When starting out, the first thing to remember is keep it simple it is amazing how you can soon learn to communicate with just a few words, some hand gestures and a bit of miming.  If you try learning long, grammatically perfect sentences, you will probably get a long sentence back that you will simply not understand.

Most Greeks you meet will appreciate that you have at least made an effort, and will be happy to help you out with the pronunciation of any words you may be having difficulty with, so don't be shy, and have a go.

As the Greek alphabet is different from our own, it is best at this stage to ignore the written word and concentrate on the pronunciation of a few useful words.  You will be given the word, followed by a pronunciation guide based on English sounds.  It is also important to stress words in the correct place, so to indicate which part of the word needs to be stressed, that part will be written using bold type.

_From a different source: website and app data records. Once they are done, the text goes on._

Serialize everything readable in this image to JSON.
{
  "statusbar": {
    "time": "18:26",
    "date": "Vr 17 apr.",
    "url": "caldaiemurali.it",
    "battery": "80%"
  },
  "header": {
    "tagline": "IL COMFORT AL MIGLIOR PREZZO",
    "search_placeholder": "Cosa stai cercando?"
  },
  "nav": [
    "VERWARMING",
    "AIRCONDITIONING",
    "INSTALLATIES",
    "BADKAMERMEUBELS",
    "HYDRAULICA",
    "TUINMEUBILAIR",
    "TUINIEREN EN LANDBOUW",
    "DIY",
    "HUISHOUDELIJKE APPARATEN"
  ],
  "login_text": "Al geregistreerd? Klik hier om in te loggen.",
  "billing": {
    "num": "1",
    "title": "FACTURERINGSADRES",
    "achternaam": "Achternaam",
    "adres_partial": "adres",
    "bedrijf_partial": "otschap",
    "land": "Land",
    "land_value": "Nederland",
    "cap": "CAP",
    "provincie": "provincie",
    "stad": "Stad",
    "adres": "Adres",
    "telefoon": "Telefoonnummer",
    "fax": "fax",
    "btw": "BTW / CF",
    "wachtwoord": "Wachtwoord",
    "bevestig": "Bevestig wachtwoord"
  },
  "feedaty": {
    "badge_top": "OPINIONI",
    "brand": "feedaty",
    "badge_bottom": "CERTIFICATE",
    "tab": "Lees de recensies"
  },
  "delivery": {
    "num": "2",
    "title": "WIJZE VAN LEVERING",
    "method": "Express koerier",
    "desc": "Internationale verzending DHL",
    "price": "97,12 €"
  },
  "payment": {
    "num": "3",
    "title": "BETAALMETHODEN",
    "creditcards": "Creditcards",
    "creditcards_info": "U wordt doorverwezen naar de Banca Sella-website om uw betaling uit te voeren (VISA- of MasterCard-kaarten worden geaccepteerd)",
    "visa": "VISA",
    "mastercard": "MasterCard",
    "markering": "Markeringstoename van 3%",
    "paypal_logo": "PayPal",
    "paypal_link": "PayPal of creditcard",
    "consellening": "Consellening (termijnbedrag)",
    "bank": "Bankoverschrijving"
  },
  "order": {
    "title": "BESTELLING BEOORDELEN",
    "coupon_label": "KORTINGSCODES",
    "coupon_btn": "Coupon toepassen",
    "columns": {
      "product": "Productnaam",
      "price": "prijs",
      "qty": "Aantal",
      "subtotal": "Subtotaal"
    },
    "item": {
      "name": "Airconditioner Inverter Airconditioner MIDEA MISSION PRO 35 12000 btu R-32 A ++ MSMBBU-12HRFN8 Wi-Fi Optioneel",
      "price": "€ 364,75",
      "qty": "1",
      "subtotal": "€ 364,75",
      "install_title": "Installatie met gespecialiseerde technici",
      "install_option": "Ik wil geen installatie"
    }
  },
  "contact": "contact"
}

In Greece, as in England, when you first meet someone it is polite to give then a greeting such as hello or good morning, so this seems to be a good place to start.

Hello    yasas    This can be used as a greeting at any time of the day.

Good morning    kaleemera

Good evening    kaleespera

On leaving you may wish to say goodbye.

Goodbye    adeeo

Goodnight    kaleeneekhta

While out shopping you may wish to check the price of something, you can always point to the item you are thinking of buying and ask:

How much is it    poso kanee

Having bought the item you may wish to say thank you to the shopkeeper:

Thank you    efkhareesto

Here are a few more words that you should find to be useful:

Yes    ne

No    okhee

Please/Don't mention it   parakalo

Excuse me/Sorry  seegnomee

This is just to get you going, so don't get embarrassed, and give it a try.